Rapid Reaction: Pirates 13, Dodgers 6

PITTSBURGH -- For 24 innings here, the Los Angeles Dodgers looked to be roughly the equal of one of the National League Central’s powerhouse teams.

By the time the seventh inning was over, they hardly looked like they belonged on the same field. The Pittsburgh Pirates scored nine runs off the Dodgers’ suspect bullpen that inning to beat them 13-6 and complete the three-game sweep at PNC Park. Each of the first two games of this series was decided by one run.

Adding to the Dodgers’ misery, they lost Howie Kendrick, their best right-handed hitter this season, to a hamstring injury in the fifth inning. Kendrick left the game immediately without consulting trainers and appears likely to hit the 15-day disabled list.

How it happened: The Dodgers certainly didn’t pitch well in this series. Their starters had shaky command and left the bullpen, hardly a fortress to begin with, exposed. Alex Wood allowed three runs Sunday, but lasted just five innings as his command abandoned him in the fifth. Andrew McCutchen hit a massive two-run home run to center field on a chest-high fastball.

Reliever Jim Johnson was supposed to help provide answers for late-inning, close-game situations, but he has raised nothing but questions since he came over in the trade with the Atlanta Braves. Johnson has given up runs in every outing as a Dodger. Sunday, he entered a clean seventh inning with a two-run lead and things got exceptionally messy. He hit Jung Ho Kang with a pitch and things unraveled from there. One of the hits, Starling Marte's dribbler to third base, was a cheapie, but Johnson certainly wasn’t sharp. The key blow was McCutchen’s two-run single through the left side. The exclamation mark was Kwang’s three-run blast off Joel Peralta.

Wood has a 5.56 ERA as a Dodger. Johnson has a 29.45 ERA as a Dodger. So far, the three-way trade the Dodgers made before the deadline has proven less than fruitful.

The Dodgers put heavy pressure on the Pirates’ starting pitchers all series. On Sunday, they nickel-and-dimed Charlie Morton, using nine singles and two doubles to score five runs in the first five innings. Adrian Gonzalez, on pace for another 100-RBI season, drove in two of those runs with singles.

What it means: In losing a slug-it-out series here, the Dodgers couldn’t extend their lead over the San Francisco Giants, who also were swept in their series with the Chicago Cubs. The Dodgers remain three games ahead in the NL West. And, at least for now, the NL Central looks like the far superior division.

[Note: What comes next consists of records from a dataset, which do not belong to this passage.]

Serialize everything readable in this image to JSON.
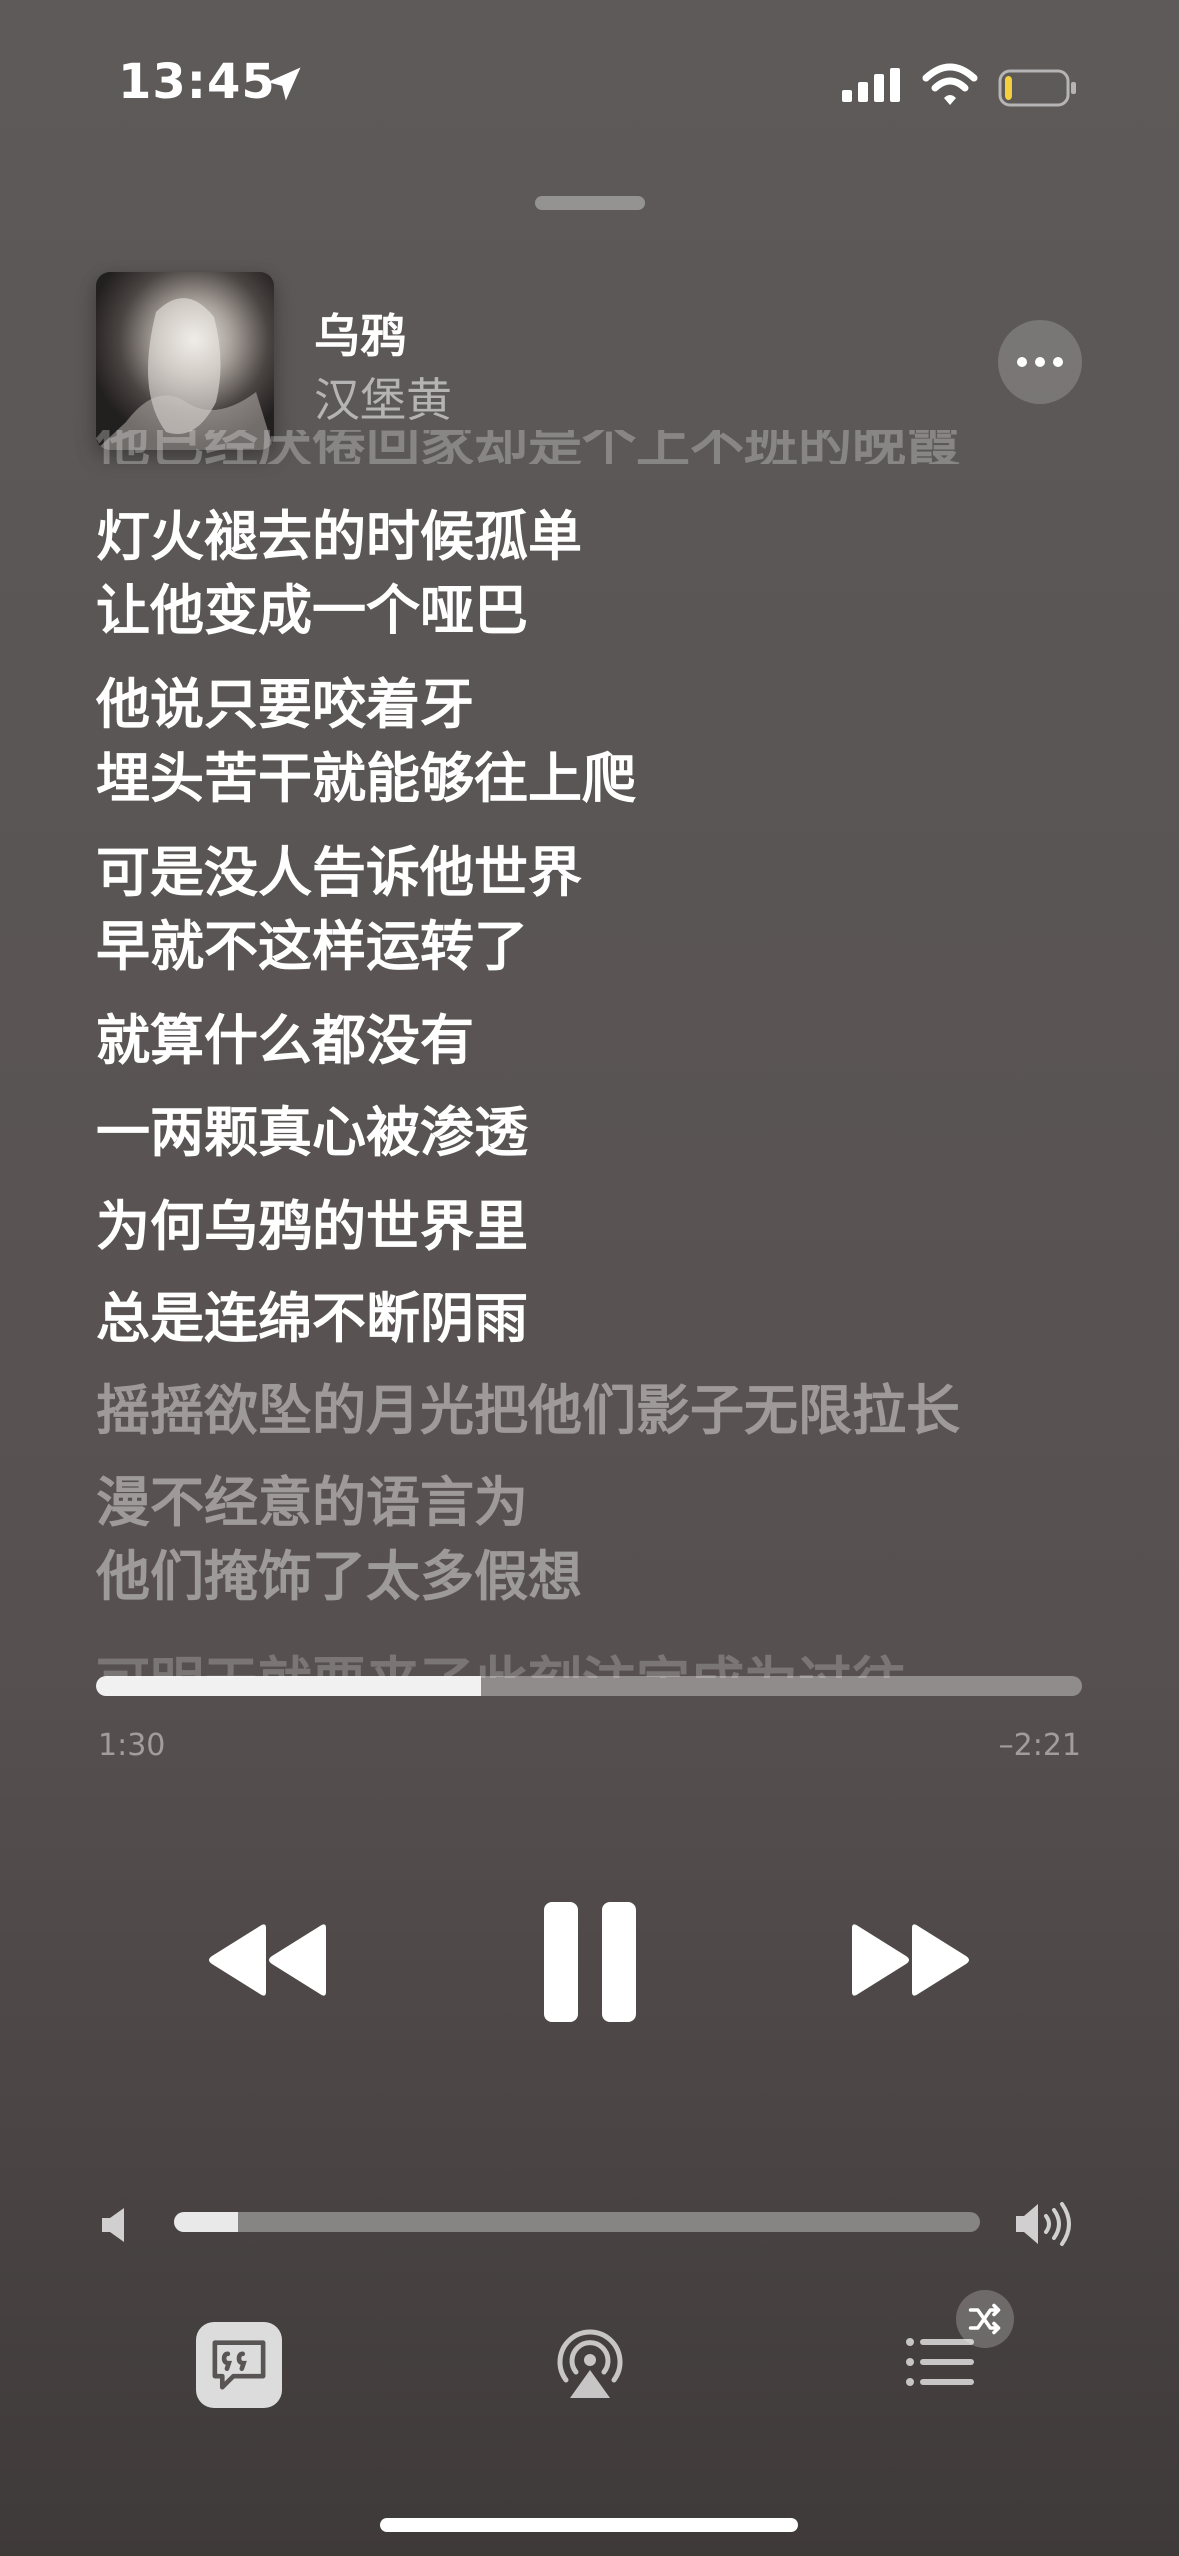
{
  "status_bar": {
    "time": "13:45",
    "battery_level": 0.12,
    "battery_color": "#f4d03f"
  },
  "now_playing": {
    "title": "乌鸦",
    "artist": "汉堡黄",
    "more_icon": "ellipsis-icon"
  },
  "lyrics": {
    "clipped_top": "他已经厌倦回家却是个上不班的晚霞",
    "lines": [
      {
        "text": "灯火褪去的时候孤单",
        "active": true
      },
      {
        "text": "让他变成一个哑巴",
        "active": true
      },
      {
        "text": "他说只要咬着牙",
        "active": true
      },
      {
        "text": "埋头苦干就能够往上爬",
        "active": true
      },
      {
        "text": "可是没人告诉他世界",
        "active": true
      },
      {
        "text": "早就不这样运转了",
        "active": true
      },
      {
        "text": "就算什么都没有",
        "active": true
      },
      {
        "text": "一两颗真心被渗透",
        "active": true
      },
      {
        "text": "为何乌鸦的世界里",
        "active": true
      },
      {
        "text": "总是连绵不断阴雨",
        "active": true
      },
      {
        "text": "摇摇欲坠的月光把他们影子无限拉长",
        "active": false
      },
      {
        "text": "漫不经意的语言为",
        "active": false
      },
      {
        "text": "他们掩饰了太多假想",
        "active": false
      }
    ],
    "clipped_bottom": "可明天就要来了此刻注定成为过往"
  },
  "playback": {
    "elapsed": "1:30",
    "remaining": "–2:21",
    "progress": 0.39
  },
  "controls": {
    "rewind_icon": "rewind-icon",
    "pause_icon": "pause-icon",
    "forward_icon": "fast-forward-icon"
  },
  "volume": {
    "level": 0.08
  },
  "bottom_bar": {
    "lyrics_icon": "lyrics-quote-icon",
    "airplay_icon": "airplay-icon",
    "queue_icon": "queue-list-icon",
    "shuffle_icon": "shuffle-icon"
  }
}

Notable: The Dodgers played poor outfield defense in the seventh inning as the Pirates rallied to tie it up. Yasiel Puig, who had just entered the game, seemed to break late on Michael Morse's single to right, then he threw wildly past the cutoff man for an error to let Morse take second. Andre Ethier didn’t pick up Neil Walker's shallow pop-up quickly enough and, by the time he recovered, had to make a sliding catch, allowing Morse to score on a sacrifice fly. ... Here’s a silver lining on the bullpen: Juan Nicasio managed to go an inning without giving up a run. All four of his August appearances have been scoreless. With Johnson’s meltdown, he and Pedro Baez figure to emerge as the primary right-handed setup men.

Up next: The Dodgers were scheduled to touch down early Monday morning about 13 hours before first pitch of their game with the Washington Nationals. Starting pitcher Brett Anderson (6-6, 3.06 ERA) flew ahead of the team, however. He’ll be opposed by lefty Gio Gonzalez (8-4, 3.75 ERA) in a game that starts at 7:10 p.m. PT.